Work request
Below are some records. Copy every line in them that holds "JSON".

──────────────────────────────

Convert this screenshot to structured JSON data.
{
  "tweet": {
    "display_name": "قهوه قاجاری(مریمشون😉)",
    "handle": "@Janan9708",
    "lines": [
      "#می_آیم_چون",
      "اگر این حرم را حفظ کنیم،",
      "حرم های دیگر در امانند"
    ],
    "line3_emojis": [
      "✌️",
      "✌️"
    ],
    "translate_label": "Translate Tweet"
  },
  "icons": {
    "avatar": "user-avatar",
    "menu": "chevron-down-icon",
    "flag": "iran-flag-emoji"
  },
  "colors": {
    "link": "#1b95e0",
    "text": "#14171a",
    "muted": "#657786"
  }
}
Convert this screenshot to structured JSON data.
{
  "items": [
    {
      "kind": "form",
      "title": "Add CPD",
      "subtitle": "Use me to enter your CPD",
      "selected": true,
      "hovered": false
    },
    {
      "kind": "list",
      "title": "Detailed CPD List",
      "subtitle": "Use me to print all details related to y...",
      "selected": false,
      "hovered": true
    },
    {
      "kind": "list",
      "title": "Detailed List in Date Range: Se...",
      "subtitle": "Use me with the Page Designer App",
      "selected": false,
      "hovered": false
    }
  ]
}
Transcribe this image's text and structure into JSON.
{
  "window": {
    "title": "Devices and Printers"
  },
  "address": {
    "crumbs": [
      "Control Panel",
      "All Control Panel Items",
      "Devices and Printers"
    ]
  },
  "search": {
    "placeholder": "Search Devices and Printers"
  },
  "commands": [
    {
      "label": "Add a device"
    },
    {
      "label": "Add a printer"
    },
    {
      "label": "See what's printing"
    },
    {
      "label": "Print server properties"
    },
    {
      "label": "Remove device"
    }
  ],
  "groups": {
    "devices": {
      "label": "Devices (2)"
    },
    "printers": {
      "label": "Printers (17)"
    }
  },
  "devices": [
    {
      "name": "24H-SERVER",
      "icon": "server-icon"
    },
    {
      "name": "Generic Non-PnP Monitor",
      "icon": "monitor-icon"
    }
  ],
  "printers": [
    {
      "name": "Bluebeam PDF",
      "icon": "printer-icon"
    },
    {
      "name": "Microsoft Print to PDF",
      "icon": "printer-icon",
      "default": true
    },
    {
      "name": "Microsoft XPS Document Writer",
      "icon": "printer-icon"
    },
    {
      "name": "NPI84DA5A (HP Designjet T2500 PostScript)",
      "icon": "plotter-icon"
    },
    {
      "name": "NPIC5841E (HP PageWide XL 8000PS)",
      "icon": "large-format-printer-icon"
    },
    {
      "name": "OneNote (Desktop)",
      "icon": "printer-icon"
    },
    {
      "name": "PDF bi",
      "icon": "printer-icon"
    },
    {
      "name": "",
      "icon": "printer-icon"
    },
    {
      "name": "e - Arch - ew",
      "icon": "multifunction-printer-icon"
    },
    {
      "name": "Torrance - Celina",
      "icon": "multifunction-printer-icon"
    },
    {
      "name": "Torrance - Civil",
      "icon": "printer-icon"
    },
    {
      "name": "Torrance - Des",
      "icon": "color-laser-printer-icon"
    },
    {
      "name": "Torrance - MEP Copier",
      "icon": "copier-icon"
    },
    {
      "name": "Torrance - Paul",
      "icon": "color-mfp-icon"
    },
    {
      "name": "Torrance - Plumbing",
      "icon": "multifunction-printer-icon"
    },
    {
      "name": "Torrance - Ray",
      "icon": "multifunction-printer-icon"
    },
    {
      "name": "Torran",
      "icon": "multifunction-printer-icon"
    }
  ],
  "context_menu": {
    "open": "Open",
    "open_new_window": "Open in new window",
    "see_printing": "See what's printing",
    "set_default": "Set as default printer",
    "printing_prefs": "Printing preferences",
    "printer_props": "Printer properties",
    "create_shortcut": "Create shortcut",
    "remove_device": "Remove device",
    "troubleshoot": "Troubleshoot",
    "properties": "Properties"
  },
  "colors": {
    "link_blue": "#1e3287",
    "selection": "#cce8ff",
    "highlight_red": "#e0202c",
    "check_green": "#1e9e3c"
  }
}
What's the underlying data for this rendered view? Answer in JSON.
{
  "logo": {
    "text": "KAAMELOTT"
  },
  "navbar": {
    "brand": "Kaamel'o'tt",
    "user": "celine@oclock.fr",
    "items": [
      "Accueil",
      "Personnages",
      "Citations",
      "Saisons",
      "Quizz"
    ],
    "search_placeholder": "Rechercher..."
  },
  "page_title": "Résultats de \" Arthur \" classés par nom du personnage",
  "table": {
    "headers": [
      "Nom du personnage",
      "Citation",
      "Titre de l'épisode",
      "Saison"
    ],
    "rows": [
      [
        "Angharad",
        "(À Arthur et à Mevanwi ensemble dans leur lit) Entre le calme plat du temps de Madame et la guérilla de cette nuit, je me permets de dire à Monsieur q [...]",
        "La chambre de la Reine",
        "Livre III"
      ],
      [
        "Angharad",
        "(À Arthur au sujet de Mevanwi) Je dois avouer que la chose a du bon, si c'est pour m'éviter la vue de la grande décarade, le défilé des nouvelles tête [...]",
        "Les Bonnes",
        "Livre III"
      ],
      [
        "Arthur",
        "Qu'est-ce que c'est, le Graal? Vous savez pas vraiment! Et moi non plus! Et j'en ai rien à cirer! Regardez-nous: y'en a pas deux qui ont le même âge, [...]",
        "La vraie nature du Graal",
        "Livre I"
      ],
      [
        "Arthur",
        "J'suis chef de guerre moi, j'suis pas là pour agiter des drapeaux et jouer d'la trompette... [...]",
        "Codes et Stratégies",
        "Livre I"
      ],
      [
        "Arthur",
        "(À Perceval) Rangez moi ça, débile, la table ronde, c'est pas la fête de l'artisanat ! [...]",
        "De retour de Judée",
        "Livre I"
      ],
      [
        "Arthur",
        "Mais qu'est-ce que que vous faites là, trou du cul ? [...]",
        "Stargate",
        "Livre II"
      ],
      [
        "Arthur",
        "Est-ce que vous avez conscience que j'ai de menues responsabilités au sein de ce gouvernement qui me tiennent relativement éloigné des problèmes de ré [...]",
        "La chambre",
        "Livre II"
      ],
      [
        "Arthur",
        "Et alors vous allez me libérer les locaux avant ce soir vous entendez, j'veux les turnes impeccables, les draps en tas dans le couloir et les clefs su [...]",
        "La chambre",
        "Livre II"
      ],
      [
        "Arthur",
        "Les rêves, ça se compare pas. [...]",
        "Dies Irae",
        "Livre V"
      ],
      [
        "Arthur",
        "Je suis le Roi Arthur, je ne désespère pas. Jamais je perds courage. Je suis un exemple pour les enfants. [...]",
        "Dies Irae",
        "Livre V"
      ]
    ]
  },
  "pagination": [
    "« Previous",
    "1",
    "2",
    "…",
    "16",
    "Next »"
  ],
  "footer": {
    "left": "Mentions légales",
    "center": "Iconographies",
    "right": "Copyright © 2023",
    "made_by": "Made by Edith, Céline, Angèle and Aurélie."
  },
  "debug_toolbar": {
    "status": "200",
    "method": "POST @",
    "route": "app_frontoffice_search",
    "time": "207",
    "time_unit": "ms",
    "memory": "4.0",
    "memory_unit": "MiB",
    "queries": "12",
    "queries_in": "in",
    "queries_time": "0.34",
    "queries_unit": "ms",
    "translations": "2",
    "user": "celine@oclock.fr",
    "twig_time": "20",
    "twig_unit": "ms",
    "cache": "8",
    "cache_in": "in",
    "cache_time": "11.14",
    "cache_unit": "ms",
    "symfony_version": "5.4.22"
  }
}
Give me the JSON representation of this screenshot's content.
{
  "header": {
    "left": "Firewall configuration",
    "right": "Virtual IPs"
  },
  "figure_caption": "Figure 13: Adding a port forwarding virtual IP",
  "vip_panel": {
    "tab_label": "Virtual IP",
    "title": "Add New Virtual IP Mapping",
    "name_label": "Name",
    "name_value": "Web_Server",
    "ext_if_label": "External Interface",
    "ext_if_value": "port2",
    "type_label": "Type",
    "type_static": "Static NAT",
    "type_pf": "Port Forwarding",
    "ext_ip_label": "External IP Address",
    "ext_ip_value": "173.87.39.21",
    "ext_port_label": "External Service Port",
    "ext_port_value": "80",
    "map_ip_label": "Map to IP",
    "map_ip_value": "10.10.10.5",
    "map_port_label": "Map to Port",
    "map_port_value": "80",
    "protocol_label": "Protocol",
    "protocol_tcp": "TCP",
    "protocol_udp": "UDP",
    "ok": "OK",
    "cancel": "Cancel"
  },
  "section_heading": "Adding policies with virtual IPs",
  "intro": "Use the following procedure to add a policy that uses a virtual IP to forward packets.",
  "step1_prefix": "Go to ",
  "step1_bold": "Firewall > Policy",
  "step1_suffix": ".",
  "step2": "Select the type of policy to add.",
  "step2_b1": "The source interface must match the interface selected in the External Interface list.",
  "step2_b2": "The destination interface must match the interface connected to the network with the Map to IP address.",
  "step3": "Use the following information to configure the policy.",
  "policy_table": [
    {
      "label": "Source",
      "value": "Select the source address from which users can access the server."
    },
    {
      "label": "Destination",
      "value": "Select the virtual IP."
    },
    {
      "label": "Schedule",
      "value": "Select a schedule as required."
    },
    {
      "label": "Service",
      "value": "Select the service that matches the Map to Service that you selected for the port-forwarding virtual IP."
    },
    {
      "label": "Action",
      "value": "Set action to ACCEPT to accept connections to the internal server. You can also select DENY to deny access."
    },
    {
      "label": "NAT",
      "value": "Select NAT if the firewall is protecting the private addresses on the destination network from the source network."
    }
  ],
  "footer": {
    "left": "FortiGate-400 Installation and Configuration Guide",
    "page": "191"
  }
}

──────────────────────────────

Solution to the problem
Convert this screenshot to structured JSON data.
Convert this screenshot to structured JSON data.
Transcribe this image's text and structure into JSON.
What's the underlying data for this rendered view? Answer in JSON.
Give me the JSON representation of this screenshot's content.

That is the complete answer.